WHAT THIS TASK INVOLVES: Your task is to write out all of the records once more, exactly.

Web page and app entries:
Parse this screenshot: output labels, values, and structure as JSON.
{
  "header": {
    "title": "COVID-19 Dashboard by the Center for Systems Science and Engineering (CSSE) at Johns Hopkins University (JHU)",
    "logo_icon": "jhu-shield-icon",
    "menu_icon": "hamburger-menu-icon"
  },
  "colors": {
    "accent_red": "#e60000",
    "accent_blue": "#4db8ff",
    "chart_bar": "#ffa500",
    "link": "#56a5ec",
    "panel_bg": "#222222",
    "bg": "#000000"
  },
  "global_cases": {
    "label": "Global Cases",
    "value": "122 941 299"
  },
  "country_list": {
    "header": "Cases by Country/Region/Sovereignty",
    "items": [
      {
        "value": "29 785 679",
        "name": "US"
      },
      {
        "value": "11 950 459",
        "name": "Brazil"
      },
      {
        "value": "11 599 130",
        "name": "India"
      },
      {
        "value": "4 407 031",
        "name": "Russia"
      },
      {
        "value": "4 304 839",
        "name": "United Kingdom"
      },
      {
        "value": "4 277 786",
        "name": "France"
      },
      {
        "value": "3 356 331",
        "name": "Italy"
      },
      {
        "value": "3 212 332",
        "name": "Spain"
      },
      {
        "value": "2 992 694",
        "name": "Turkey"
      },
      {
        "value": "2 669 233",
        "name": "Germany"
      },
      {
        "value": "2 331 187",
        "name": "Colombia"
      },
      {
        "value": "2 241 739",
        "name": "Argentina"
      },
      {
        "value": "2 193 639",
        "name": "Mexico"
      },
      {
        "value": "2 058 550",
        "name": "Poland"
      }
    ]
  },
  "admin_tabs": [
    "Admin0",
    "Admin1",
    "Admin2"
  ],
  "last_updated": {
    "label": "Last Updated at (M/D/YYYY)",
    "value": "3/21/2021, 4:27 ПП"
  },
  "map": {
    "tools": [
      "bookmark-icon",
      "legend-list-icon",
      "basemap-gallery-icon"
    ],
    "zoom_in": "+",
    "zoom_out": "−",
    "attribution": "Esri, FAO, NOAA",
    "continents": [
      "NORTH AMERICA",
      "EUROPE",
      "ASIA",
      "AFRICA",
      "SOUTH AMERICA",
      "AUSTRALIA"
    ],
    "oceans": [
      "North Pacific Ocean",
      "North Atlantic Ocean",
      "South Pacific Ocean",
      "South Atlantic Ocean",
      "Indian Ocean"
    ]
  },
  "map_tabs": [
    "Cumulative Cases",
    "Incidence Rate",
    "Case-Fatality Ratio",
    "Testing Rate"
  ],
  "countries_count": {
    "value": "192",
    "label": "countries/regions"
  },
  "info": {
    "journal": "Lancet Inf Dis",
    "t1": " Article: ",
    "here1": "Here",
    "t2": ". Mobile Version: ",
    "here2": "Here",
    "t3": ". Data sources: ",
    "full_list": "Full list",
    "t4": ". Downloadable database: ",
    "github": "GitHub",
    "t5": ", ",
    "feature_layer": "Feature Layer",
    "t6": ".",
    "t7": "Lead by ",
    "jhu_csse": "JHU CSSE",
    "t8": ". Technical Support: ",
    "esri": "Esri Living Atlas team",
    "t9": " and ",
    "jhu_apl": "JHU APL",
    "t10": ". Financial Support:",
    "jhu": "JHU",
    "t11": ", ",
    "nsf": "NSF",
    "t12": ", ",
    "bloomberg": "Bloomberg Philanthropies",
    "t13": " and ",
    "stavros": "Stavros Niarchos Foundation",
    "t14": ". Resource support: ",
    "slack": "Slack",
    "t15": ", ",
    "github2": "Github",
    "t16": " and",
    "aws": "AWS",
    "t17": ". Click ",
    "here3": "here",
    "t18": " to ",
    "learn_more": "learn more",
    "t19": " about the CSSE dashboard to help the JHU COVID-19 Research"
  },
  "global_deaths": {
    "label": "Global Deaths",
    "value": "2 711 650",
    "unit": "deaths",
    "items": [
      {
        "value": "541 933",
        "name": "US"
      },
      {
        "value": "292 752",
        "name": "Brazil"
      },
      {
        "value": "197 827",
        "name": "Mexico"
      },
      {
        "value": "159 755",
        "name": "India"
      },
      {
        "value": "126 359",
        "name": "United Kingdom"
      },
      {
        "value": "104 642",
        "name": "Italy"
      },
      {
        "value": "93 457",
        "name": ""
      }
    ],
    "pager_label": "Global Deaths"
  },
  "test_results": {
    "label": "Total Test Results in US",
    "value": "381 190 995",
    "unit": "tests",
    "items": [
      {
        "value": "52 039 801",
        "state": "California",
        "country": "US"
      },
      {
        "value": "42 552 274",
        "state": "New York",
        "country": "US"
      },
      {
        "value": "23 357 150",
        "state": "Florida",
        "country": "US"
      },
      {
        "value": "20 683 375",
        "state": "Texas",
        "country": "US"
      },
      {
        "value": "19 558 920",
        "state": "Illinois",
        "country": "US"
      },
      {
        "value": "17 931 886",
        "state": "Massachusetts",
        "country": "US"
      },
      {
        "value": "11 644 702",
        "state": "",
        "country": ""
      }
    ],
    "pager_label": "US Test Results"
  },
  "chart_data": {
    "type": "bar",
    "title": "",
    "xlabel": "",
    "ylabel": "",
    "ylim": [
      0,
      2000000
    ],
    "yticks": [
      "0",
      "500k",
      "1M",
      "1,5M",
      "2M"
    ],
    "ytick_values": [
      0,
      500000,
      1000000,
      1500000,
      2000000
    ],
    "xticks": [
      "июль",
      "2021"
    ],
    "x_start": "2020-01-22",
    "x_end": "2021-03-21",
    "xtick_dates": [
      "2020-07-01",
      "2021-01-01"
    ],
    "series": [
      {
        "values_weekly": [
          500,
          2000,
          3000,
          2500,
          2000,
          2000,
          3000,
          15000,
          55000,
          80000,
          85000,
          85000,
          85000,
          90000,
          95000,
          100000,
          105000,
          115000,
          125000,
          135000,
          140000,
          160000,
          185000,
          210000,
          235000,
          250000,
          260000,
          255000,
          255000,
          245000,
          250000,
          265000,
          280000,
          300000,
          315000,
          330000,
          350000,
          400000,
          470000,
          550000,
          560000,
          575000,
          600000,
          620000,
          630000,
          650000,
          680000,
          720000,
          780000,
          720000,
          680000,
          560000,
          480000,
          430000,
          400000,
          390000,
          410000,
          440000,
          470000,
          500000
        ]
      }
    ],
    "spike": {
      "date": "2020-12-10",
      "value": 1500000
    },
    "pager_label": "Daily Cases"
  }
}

RESULT FOR THIS EXERCISE:
Parse this screenshot: output labels, values, and structure as JSON.
{
  "header": {
    "title": "COVID-19 Dashboard by the Center for Systems Science and Engineering (CSSE) at Johns Hopkins University (JHU)",
    "logo_icon": "jhu-shield-icon",
    "menu_icon": "hamburger-menu-icon"
  },
  "colors": {
    "accent_red": "#e60000",
    "accent_blue": "#4db8ff",
    "chart_bar": "#ffa500",
    "link": "#56a5ec",
    "panel_bg": "#222222",
    "bg": "#000000"
  },
  "global_cases": {
    "label": "Global Cases",
    "value": "122 941 299"
  },
  "country_list": {
    "header": "Cases by Country/Region/Sovereignty",
    "items": [
      {
        "value": "29 785 679",
        "name": "US"
      },
      {
        "value": "11 950 459",
        "name": "Brazil"
      },
      {
        "value": "11 599 130",
        "name": "India"
      },
      {
        "value": "4 407 031",
        "name": "Russia"
      },
      {
        "value": "4 304 839",
        "name": "United Kingdom"
      },
      {
        "value": "4 277 786",
        "name": "France"
      },
      {
        "value": "3 356 331",
        "name": "Italy"
      },
      {
        "value": "3 212 332",
        "name": "Spain"
      },
      {
        "value": "2 992 694",
        "name": "Turkey"
      },
      {
        "value": "2 669 233",
        "name": "Germany"
      },
      {
        "value": "2 331 187",
        "name": "Colombia"
      },
      {
        "value": "2 241 739",
        "name": "Argentina"
      },
      {
        "value": "2 193 639",
        "name": "Mexico"
      },
      {
        "value": "2 058 550",
        "name": "Poland"
      }
    ]
  },
  "admin_tabs": [
    "Admin0",
    "Admin1",
    "Admin2"
  ],
  "last_updated": {
    "label": "Last Updated at (M/D/YYYY)",
    "value": "3/21/2021, 4:27 ПП"
  },
  "map": {
    "tools": [
      "bookmark-icon",
      "legend-list-icon",
      "basemap-gallery-icon"
    ],
    "zoom_in": "+",
    "zoom_out": "−",
    "attribution": "Esri, FAO, NOAA",
    "continents": [
      "NORTH AMERICA",
      "EUROPE",
      "ASIA",
      "AFRICA",
      "SOUTH AMERICA",
      "AUSTRALIA"
    ],
    "oceans": [
      "North Pacific Ocean",
      "North Atlantic Ocean",
      "South Pacific Ocean",
      "South Atlantic Ocean",
      "Indian Ocean"
    ]
  },
  "map_tabs": [
    "Cumulative Cases",
    "Incidence Rate",
    "Case-Fatality Ratio",
    "Testing Rate"
  ],
  "countries_count": {
    "value": "192",
    "label": "countries/regions"
  },
  "info": {
    "journal": "Lancet Inf Dis",
    "t1": " Article: ",
    "here1": "Here",
    "t2": ". Mobile Version: ",
    "here2": "Here",
    "t3": ". Data sources: ",
    "full_list": "Full list",
    "t4": ". Downloadable database: ",
    "github": "GitHub",
    "t5": ", ",
    "feature_layer": "Feature Layer",
    "t6": ".",
    "t7": "Lead by ",
    "jhu_csse": "JHU CSSE",
    "t8": ". Technical Support: ",
    "esri": "Esri Living Atlas team",
    "t9": " and ",
    "jhu_apl": "JHU APL",
    "t10": ". Financial Support:",
    "jhu": "JHU",
    "t11": ", ",
    "nsf": "NSF",
    "t12": ", ",
    "bloomberg": "Bloomberg Philanthropies",
    "t13": " and ",
    "stavros": "Stavros Niarchos Foundation",
    "t14": ". Resource support: ",
    "slack": "Slack",
    "t15": ", ",
    "github2": "Github",
    "t16": " and",
    "aws": "AWS",
    "t17": ". Click ",
    "here3": "here",
    "t18": " to ",
    "learn_more": "learn more",
    "t19": " about the CSSE dashboard to help the JHU COVID-19 Research"
  },
  "global_deaths": {
    "label": "Global Deaths",
    "value": "2 711 650",
    "unit": "deaths",
    "items": [
      {
        "value": "541 933",
        "name": "US"
      },
      {
        "value": "292 752",
        "name": "Brazil"
      },
      {
        "value": "197 827",
        "name": "Mexico"
      },
      {
        "value": "159 755",
        "name": "India"
      },
      {
        "value": "126 359",
        "name": "United Kingdom"
      },
      {
        "value": "104 642",
        "name": "Italy"
      },
      {
        "value": "93 457",
        "name": ""
      }
    ],
    "pager_label": "Global Deaths"
  },
  "test_results": {
    "label": "Total Test Results in US",
    "value": "381 190 995",
    "unit": "tests",
    "items": [
      {
        "value": "52 039 801",
        "state": "California",
        "country": "US"
      },
      {
        "value": "42 552 274",
        "state": "New York",
        "country": "US"
      },
      {
        "value": "23 357 150",
        "state": "Florida",
        "country": "US"
      },
      {
        "value": "20 683 375",
        "state": "Texas",
        "country": "US"
      },
      {
        "value": "19 558 920",
        "state": "Illinois",
        "country": "US"
      },
      {
        "value": "17 931 886",
        "state": "Massachusetts",
        "country": "US"
      },
      {
        "value": "11 644 702",
        "state": "",
        "country": ""
      }
    ],
    "pager_label": "US Test Results"
  },
  "chart_data": {
    "type": "bar",
    "title": "",
    "xlabel": "",
    "ylabel": "",
    "ylim": [
      0,
      2000000
    ],
    "yticks": [
      "0",
      "500k",
      "1M",
      "1,5M",
      "2M"
    ],
    "ytick_values": [
      0,
      500000,
      1000000,
      1500000,
      2000000
    ],
    "xticks": [
      "июль",
      "2021"
    ],
    "x_start": "2020-01-22",
    "x_end": "2021-03-21",
    "xtick_dates": [
      "2020-07-01",
      "2021-01-01"
    ],
    "series": [
      {
        "values_weekly": [
          500,
          2000,
          3000,
          2500,
          2000,
          2000,
          3000,
          15000,
          55000,
          80000,
          85000,
          85000,
          85000,
          90000,
          95000,
          100000,
          105000,
          115000,
          125000,
          135000,
          140000,
          160000,
          185000,
          210000,
          235000,
          250000,
          260000,
          255000,
          255000,
          245000,
          250000,
          265000,
          280000,
          300000,
          315000,
          330000,
          350000,
          400000,
          470000,
          550000,
          560000,
          575000,
          600000,
          620000,
          630000,
          650000,
          680000,
          720000,
          780000,
          720000,
          680000,
          560000,
          480000,
          430000,
          400000,
          390000,
          410000,
          440000,
          470000,
          500000
        ]
      }
    ],
    "spike": {
      "date": "2020-12-10",
      "value": 1500000
    },
    "pager_label": "Daily Cases"
  }
}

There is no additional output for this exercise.